The two undergraduates were acing their presentation. Good cadence. Sharp slides. Sunny dispositions. But it was a tough crowd.Hey, whatever works. Especially when the problem is an irrational fear, the solution may well be equally irrational.
As the first slides flashed by, one audience member got up and paced the room. The other, breathing with conspicuous heaviness, rested her head sleepily on the ground. The students inflected their voices and gestured with gusto to regain their attention.
So it goes when your audience is canine — specifically Teddy, a Jack Russell terrier, and Ellie, a Bernese mountain dog. The session was part of a pilot program pairing anxiety-prone business school students at American University with amiable, if unpredictable, dogs.
According to promotional material for the program: “Addressing a friendly and nonjudgmental canine can lower blood pressure, decrease stress and elevate mood — perfect for practicing your speech or team presentation.”
Monday, December 19, 2016
To Overcome Anxiety about Public Speaking, Talk to a Dog

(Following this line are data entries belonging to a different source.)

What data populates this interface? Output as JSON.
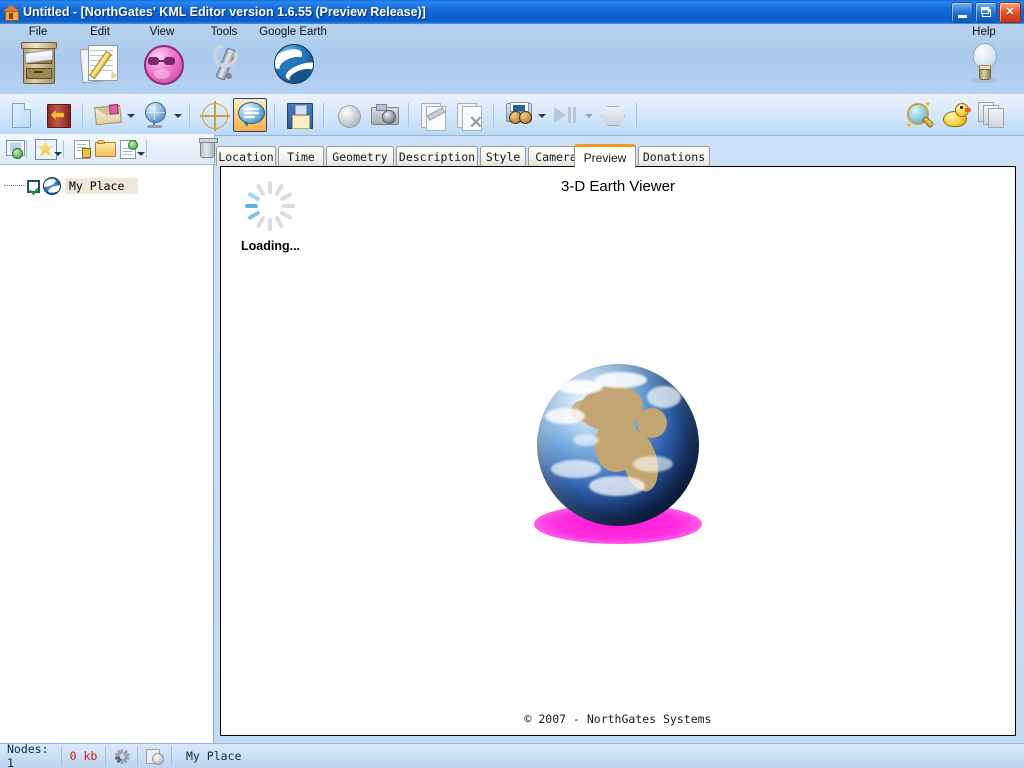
{
  "window": {
    "title": "Untitled - [NorthGates' KML Editor version 1.6.55 (Preview Release)]",
    "icon": "house-icon",
    "controls": {
      "minimize": "minimize-button",
      "restore": "restore-button",
      "close": "close-button"
    }
  },
  "menu": {
    "items": [
      {
        "label": "File",
        "icon": "filing-cabinet-icon"
      },
      {
        "label": "Edit",
        "icon": "notepad-pencil-icon"
      },
      {
        "label": "View",
        "icon": "pink-face-sunglasses-icon"
      },
      {
        "label": "Tools",
        "icon": "wrench-icon"
      },
      {
        "label": "Google Earth",
        "icon": "google-earth-globe-icon"
      }
    ],
    "help": {
      "label": "Help",
      "icon": "lightbulb-icon"
    }
  },
  "toolbar": {
    "buttons": [
      {
        "name": "new-document",
        "icon": "blank-page-icon",
        "enabled": true,
        "selected": false
      },
      {
        "name": "open-file",
        "icon": "open-book-arrow-icon",
        "enabled": true,
        "selected": false
      },
      {
        "name": "send-mail",
        "icon": "envelope-icon",
        "enabled": true,
        "selected": false,
        "dropdown": true
      },
      {
        "name": "view-globe",
        "icon": "globe-stand-icon",
        "enabled": true,
        "selected": false,
        "dropdown": true
      },
      {
        "name": "crosshair-tool",
        "icon": "crosshair-target-icon",
        "enabled": true,
        "selected": false
      },
      {
        "name": "description",
        "icon": "speech-bubble-icon",
        "enabled": true,
        "selected": true
      },
      {
        "name": "save-file",
        "icon": "floppy-disk-icon",
        "enabled": true,
        "selected": false
      },
      {
        "name": "sphere-tool",
        "icon": "sphere-icon",
        "enabled": false,
        "selected": false
      },
      {
        "name": "snapshot",
        "icon": "camera-icon",
        "enabled": false,
        "selected": false
      },
      {
        "name": "edit-pages",
        "icon": "pages-pen-icon",
        "enabled": false,
        "selected": false
      },
      {
        "name": "delete-pages",
        "icon": "pages-delete-icon",
        "enabled": false,
        "selected": false
      },
      {
        "name": "projector",
        "icon": "projector-icon",
        "enabled": true,
        "selected": false,
        "dropdown": true
      },
      {
        "name": "play-pause",
        "icon": "play-pause-icon",
        "enabled": false,
        "selected": false,
        "dropdown": true
      },
      {
        "name": "polygon-tool",
        "icon": "hexagon-icon",
        "enabled": false,
        "selected": false
      }
    ],
    "right_buttons": [
      {
        "name": "zoom-tool",
        "icon": "magnifier-sparkle-icon"
      },
      {
        "name": "rubber-duck",
        "icon": "rubber-duck-icon"
      },
      {
        "name": "window-stack",
        "icon": "stacked-windows-icon"
      }
    ]
  },
  "tree_toolbar": {
    "buttons": [
      {
        "name": "add-view",
        "icon": "globe-frame-icon"
      },
      {
        "name": "add-placemark",
        "icon": "star-placemark-icon",
        "dropdown": true
      },
      {
        "name": "add-locked",
        "icon": "folder-lock-icon"
      },
      {
        "name": "new-folder",
        "icon": "new-folder-icon"
      },
      {
        "name": "add-overlay",
        "icon": "document-pin-icon",
        "dropdown": true
      },
      {
        "name": "delete-node",
        "icon": "trash-can-icon"
      }
    ]
  },
  "tree": {
    "nodes": [
      {
        "label": "My Place",
        "checked": true,
        "selected": true,
        "icon": "globe-node-icon"
      }
    ]
  },
  "tabs": [
    {
      "label": "Location",
      "active": false,
      "width": 60
    },
    {
      "label": "Time",
      "active": false,
      "width": 46
    },
    {
      "label": "Geometry",
      "active": false,
      "width": 68
    },
    {
      "label": "Description",
      "active": false,
      "width": 82
    },
    {
      "label": "Style",
      "active": false,
      "width": 46
    },
    {
      "label": "Camera",
      "active": false,
      "width": 56
    },
    {
      "label": "Preview",
      "active": true,
      "width": 58
    },
    {
      "label": "Donations",
      "active": false,
      "width": 72
    }
  ],
  "preview": {
    "title": "3-D Earth Viewer",
    "loading_label": "Loading...",
    "footer": "© 2007 - NorthGates Systems",
    "globe_icon": "earth-globe-image",
    "shadow_color": "#ff18d8"
  },
  "statusbar": {
    "nodes_label": "Nodes: 1",
    "size_label": "0 kb",
    "size_color": "#d01a1a",
    "icons": [
      {
        "name": "status-spinner-icon"
      },
      {
        "name": "status-webpage-icon"
      }
    ],
    "selection_label": "My Place"
  },
  "colors": {
    "titlebar_blue": "#1268d8",
    "active_tab_accent": "#f19a1b",
    "selection_beige": "#ece9d8",
    "toolbar_highlight": "#fdd07a"
  }
}
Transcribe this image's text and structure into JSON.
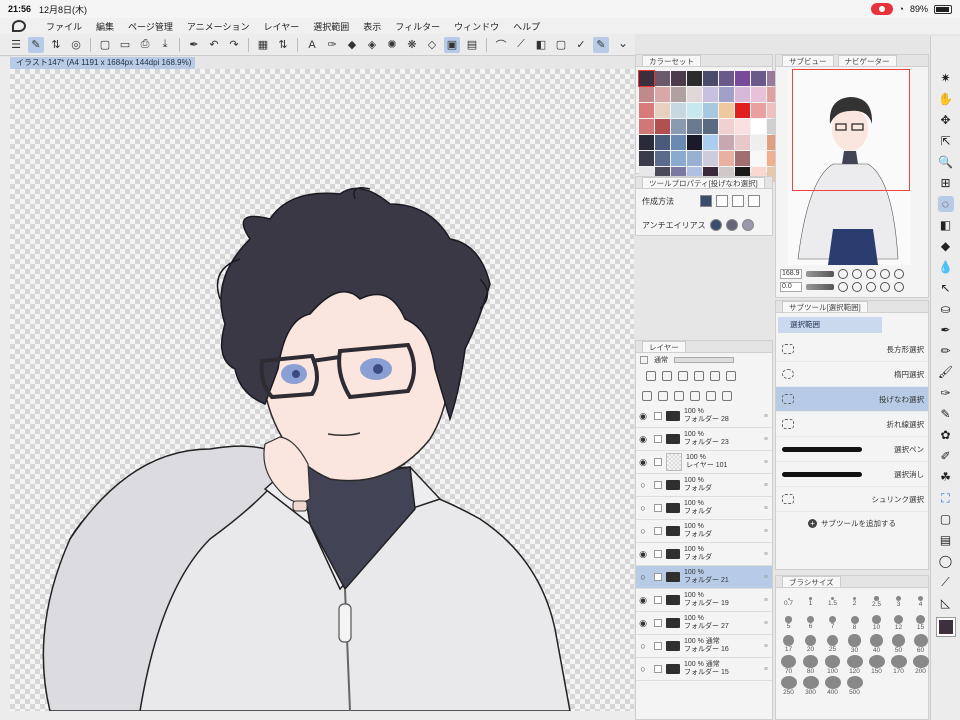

Public speaking regularly shows up on lists of the things Americans fear the most, ahead of sharks and muggers. To overcome this anxiety, one business professor suggests that shy students practice speaking to dogs: